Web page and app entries

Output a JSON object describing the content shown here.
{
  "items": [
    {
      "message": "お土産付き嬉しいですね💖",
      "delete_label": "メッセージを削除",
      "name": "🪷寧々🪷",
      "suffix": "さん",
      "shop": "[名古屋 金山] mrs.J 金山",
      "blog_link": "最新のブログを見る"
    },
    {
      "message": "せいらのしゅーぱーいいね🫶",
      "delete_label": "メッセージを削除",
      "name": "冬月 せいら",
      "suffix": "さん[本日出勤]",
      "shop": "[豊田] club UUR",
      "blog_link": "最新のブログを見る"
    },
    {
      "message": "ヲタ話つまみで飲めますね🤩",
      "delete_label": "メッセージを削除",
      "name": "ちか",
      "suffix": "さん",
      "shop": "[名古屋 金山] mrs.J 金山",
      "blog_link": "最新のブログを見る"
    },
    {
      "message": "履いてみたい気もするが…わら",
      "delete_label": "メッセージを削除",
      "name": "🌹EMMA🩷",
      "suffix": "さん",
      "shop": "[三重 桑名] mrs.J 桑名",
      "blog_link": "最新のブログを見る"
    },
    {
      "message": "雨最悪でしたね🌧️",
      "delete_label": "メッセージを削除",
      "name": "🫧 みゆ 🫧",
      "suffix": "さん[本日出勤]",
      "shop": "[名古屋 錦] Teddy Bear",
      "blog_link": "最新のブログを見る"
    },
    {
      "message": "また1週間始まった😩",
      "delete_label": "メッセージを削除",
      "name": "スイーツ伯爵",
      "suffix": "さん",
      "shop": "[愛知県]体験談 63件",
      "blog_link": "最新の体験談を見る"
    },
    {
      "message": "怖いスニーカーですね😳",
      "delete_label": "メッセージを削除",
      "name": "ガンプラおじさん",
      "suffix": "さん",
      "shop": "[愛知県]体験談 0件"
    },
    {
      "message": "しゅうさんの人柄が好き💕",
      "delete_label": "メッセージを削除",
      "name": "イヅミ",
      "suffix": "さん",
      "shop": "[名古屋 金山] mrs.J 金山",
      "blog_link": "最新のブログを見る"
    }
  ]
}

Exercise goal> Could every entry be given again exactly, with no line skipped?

Response to the task>
Output a JSON object describing the content shown here.
{
  "items": [
    {
      "message": "お土産付き嬉しいですね💖",
      "delete_label": "メッセージを削除",
      "name": "🪷寧々🪷",
      "suffix": "さん",
      "shop": "[名古屋 金山] mrs.J 金山",
      "blog_link": "最新のブログを見る"
    },
    {
      "message": "せいらのしゅーぱーいいね🫶",
      "delete_label": "メッセージを削除",
      "name": "冬月 せいら",
      "suffix": "さん[本日出勤]",
      "shop": "[豊田] club UUR",
      "blog_link": "最新のブログを見る"
    },
    {
      "message": "ヲタ話つまみで飲めますね🤩",
      "delete_label": "メッセージを削除",
      "name": "ちか",
      "suffix": "さん",
      "shop": "[名古屋 金山] mrs.J 金山",
      "blog_link": "最新のブログを見る"
    },
    {
      "message": "履いてみたい気もするが…わら",
      "delete_label": "メッセージを削除",
      "name": "🌹EMMA🩷",
      "suffix": "さん",
      "shop": "[三重 桑名] mrs.J 桑名",
      "blog_link": "最新のブログを見る"
    },
    {
      "message": "雨最悪でしたね🌧️",
      "delete_label": "メッセージを削除",
      "name": "🫧 みゆ 🫧",
      "suffix": "さん[本日出勤]",
      "shop": "[名古屋 錦] Teddy Bear",
      "blog_link": "最新のブログを見る"
    },
    {
      "message": "また1週間始まった😩",
      "delete_label": "メッセージを削除",
      "name": "スイーツ伯爵",
      "suffix": "さん",
      "shop": "[愛知県]体験談 63件",
      "blog_link": "最新の体験談を見る"
    },
    {
      "message": "怖いスニーカーですね😳",
      "delete_label": "メッセージを削除",
      "name": "ガンプラおじさん",
      "suffix": "さん",
      "shop": "[愛知県]体験談 0件"
    },
    {
      "message": "しゅうさんの人柄が好き💕",
      "delete_label": "メッセージを削除",
      "name": "イヅミ",
      "suffix": "さん",
      "shop": "[名古屋 金山] mrs.J 金山",
      "blog_link": "最新のブログを見る"
    }
  ]
}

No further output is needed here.